▼

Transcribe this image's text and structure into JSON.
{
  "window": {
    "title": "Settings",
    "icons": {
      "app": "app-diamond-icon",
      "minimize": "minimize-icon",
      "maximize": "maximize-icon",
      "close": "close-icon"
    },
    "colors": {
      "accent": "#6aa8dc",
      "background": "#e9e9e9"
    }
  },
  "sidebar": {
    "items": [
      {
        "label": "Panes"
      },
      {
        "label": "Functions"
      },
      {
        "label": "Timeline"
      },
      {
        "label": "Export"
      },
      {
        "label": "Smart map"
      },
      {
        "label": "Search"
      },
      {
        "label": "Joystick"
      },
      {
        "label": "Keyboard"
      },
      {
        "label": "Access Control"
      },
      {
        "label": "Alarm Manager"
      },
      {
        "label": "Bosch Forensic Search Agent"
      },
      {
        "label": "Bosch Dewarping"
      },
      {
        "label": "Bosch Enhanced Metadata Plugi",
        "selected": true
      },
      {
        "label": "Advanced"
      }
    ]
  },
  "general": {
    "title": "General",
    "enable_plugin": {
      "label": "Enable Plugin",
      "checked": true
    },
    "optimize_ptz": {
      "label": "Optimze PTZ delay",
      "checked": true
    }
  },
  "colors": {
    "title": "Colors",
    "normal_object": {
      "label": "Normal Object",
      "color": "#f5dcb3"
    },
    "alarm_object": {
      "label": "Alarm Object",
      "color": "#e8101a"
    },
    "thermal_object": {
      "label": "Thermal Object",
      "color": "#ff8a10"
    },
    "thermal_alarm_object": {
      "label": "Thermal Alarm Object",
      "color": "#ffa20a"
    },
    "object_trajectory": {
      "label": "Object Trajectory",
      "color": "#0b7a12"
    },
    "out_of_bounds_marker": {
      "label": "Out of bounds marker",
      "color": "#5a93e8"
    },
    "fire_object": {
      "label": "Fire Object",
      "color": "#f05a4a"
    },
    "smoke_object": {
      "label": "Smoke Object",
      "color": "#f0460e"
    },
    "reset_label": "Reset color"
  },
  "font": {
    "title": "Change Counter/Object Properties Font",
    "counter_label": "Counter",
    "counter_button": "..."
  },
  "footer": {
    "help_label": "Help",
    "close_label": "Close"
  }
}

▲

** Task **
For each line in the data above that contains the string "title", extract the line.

** Answer to the exercise **
    "title": "Settings",
    "title": "General",
    "title": "Colors",
    "title": "Change Counter/Object Properties Font",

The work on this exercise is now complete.